> Particularly when compared to other exemplary open source projects, such
> as Postfix and FreeBSD. My inability to easily transfer my webservers to
> nginx from Apache, due to (my own shortcomings compounded by) terribly
> inadequate documentation, nearly made the transition impossible. Insult
> was only added to injury when, after transferring some sites to the
> recommended nginx, I found very little performance enhancement.
> Admittedly, I am most probably not properly utilizing the application
> and will only see improvements when my own abilities allow it.
> Nevertheless, the documentation needs work. It is prudent to accommodate
> less technically aware users.

You may not see much "performance enhancement" if your server was not 
heavily loaded or if it is using PHP to serve static content, such as 
WordPress used to do up until version 3.4 and continues to do on some 
sites that were upgraded from older versions to the current version. 
Also, if you are running a PHP daemon and a MySQL server on the same 
server as you run nginx, they may contribute more to server load than 
does nginx. Optimizing them, especially MySQL, may give you significant 
"performance enhancement". I mention WordPress because you link to a 
WordPress site in your signature. Since your domain was first registered 
in November and since you only have a few posts most of which are 
rudimentary, I am going to doubt that you don't have a lot of traffic. 
Alexa does not even have data on your site yet, it's so new. Plus using 
a self signed certificate and creating SSL links on your home page - - give the big red page on Chrome. I have no desire to 
add an exception for a two month old domain. Spring for $4.99/year at and get a PositiveSSL 

The shortcomings are yours indeed. The documentation is for people who 
understand the concepts and is not meant to be a replacement for a "for 
Dummies" book. I believe that (almost) every directive is covered. If 
you do not understand what the directives mean, there are many ways to 
figure it out. In such a case, Google is your friend.

Comparing nginx documentation to FreeBSD documentation is a bit 
unrealistic. FreeBSD documentation is written by volunteers of which 
there are dozens if not hundreds. The entire project is a community 
effort. Despite that, some is out of date. For instance, look at Do you see listed there, or its fingerprint? There may be other 
servers missing as well. I have found many other examples but that's the 
first that comes to mind.

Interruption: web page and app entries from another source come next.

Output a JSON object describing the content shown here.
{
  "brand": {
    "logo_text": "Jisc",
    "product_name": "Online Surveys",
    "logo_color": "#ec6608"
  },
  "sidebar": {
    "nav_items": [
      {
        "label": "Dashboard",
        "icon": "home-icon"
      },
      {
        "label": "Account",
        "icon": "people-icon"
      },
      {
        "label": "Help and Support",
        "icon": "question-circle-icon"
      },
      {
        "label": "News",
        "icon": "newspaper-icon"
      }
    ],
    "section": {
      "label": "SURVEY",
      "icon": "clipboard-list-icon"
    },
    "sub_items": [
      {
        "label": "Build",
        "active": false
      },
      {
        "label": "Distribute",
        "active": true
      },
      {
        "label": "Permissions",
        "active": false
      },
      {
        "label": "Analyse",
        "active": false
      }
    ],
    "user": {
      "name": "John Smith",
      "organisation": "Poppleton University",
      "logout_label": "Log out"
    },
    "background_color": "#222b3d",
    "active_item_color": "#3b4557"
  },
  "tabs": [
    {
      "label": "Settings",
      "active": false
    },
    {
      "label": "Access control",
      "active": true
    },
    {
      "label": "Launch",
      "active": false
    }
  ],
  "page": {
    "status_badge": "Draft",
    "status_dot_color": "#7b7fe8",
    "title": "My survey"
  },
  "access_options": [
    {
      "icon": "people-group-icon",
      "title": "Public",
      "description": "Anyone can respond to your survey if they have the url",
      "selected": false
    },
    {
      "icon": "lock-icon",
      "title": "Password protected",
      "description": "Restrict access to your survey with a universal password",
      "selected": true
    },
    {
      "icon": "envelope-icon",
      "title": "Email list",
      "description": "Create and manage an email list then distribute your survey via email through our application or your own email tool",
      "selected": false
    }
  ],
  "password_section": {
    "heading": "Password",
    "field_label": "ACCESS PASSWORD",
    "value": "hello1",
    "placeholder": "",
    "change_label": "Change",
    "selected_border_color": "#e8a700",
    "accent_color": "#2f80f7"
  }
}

Anyone who wants to *volunteer* to improve the documentation should do 
so. I'm sure the devs would at least look at any provided patches.

Of course, you can always create a community effort of your own and 
organize your own wiki or alternate set of documentation. Or perhaps you 
can apply for a job at to work on upgrading the documentation 
to your standards.

The original purpose of the wiki was to serve as English documentation 
when there was little to none. Sure, it had a bit more hand holding, but 
it really has become superfluous at least in terms of providing up to 
date documentation, at least IMMHO.

Jim Ohlstein

More information about the nginx mailing list